Page and application data records:
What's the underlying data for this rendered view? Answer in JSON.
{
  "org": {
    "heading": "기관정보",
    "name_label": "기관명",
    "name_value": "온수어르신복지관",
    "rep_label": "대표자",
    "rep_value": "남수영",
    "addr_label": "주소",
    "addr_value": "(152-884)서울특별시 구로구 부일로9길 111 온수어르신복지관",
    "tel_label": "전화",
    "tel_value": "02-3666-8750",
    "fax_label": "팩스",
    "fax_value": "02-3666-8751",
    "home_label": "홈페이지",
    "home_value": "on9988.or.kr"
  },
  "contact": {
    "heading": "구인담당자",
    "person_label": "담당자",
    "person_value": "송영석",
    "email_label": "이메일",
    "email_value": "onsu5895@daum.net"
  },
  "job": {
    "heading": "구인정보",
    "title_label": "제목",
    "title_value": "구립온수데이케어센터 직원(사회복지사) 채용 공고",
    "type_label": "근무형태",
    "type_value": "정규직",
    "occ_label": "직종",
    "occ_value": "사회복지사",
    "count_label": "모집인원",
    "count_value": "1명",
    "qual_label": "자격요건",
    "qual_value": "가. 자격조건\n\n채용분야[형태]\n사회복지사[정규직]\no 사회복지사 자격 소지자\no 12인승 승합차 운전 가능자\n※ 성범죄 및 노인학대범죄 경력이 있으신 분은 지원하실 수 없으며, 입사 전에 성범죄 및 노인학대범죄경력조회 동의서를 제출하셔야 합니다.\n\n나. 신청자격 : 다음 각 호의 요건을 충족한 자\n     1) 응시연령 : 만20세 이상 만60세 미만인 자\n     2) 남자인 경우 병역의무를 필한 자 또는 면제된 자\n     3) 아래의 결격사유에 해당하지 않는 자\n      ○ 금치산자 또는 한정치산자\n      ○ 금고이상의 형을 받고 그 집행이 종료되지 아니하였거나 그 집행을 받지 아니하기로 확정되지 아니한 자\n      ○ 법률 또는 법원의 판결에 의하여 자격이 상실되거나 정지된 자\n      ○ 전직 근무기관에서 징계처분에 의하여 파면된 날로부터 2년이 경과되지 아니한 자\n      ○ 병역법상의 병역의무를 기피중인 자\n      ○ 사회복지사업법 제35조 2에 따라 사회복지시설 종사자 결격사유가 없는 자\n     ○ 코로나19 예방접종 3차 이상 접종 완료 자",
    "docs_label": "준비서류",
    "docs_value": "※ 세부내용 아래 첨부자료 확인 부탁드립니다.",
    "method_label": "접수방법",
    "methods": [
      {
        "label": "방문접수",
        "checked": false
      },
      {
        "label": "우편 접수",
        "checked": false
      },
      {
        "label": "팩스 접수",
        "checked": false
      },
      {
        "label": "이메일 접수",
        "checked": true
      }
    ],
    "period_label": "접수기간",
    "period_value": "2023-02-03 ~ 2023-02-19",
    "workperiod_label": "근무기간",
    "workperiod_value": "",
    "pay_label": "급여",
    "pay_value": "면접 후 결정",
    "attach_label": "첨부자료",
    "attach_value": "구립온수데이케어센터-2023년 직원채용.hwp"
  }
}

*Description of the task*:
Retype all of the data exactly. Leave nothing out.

*Exercise output*:
What's the underlying data for this rendered view? Answer in JSON.
{
  "org": {
    "heading": "기관정보",
    "name_label": "기관명",
    "name_value": "온수어르신복지관",
    "rep_label": "대표자",
    "rep_value": "남수영",
    "addr_label": "주소",
    "addr_value": "(152-884)서울특별시 구로구 부일로9길 111 온수어르신복지관",
    "tel_label": "전화",
    "tel_value": "02-3666-8750",
    "fax_label": "팩스",
    "fax_value": "02-3666-8751",
    "home_label": "홈페이지",
    "home_value": "on9988.or.kr"
  },
  "contact": {
    "heading": "구인담당자",
    "person_label": "담당자",
    "person_value": "송영석",
    "email_label": "이메일",
    "email_value": "onsu5895@daum.net"
  },
  "job": {
    "heading": "구인정보",
    "title_label": "제목",
    "title_value": "구립온수데이케어센터 직원(사회복지사) 채용 공고",
    "type_label": "근무형태",
    "type_value": "정규직",
    "occ_label": "직종",
    "occ_value": "사회복지사",
    "count_label": "모집인원",
    "count_value": "1명",
    "qual_label": "자격요건",
    "qual_value": "가. 자격조건\n\n채용분야[형태]\n사회복지사[정규직]\no 사회복지사 자격 소지자\no 12인승 승합차 운전 가능자\n※ 성범죄 및 노인학대범죄 경력이 있으신 분은 지원하실 수 없으며, 입사 전에 성범죄 및 노인학대범죄경력조회 동의서를 제출하셔야 합니다.\n\n나. 신청자격 : 다음 각 호의 요건을 충족한 자\n     1) 응시연령 : 만20세 이상 만60세 미만인 자\n     2) 남자인 경우 병역의무를 필한 자 또는 면제된 자\n     3) 아래의 결격사유에 해당하지 않는 자\n      ○ 금치산자 또는 한정치산자\n      ○ 금고이상의 형을 받고 그 집행이 종료되지 아니하였거나 그 집행을 받지 아니하기로 확정되지 아니한 자\n      ○ 법률 또는 법원의 판결에 의하여 자격이 상실되거나 정지된 자\n      ○ 전직 근무기관에서 징계처분에 의하여 파면된 날로부터 2년이 경과되지 아니한 자\n      ○ 병역법상의 병역의무를 기피중인 자\n      ○ 사회복지사업법 제35조 2에 따라 사회복지시설 종사자 결격사유가 없는 자\n     ○ 코로나19 예방접종 3차 이상 접종 완료 자",
    "docs_label": "준비서류",
    "docs_value": "※ 세부내용 아래 첨부자료 확인 부탁드립니다.",
    "method_label": "접수방법",
    "methods": [
      {
        "label": "방문접수",
        "checked": false
      },
      {
        "label": "우편 접수",
        "checked": false
      },
      {
        "label": "팩스 접수",
        "checked": false
      },
      {
        "label": "이메일 접수",
        "checked": true
      }
    ],
    "period_label": "접수기간",
    "period_value": "2023-02-03 ~ 2023-02-19",
    "workperiod_label": "근무기간",
    "workperiod_value": "",
    "pay_label": "급여",
    "pay_value": "면접 후 결정",
    "attach_label": "첨부자료",
    "attach_value": "구립온수데이케어센터-2023년 직원채용.hwp"
  }
}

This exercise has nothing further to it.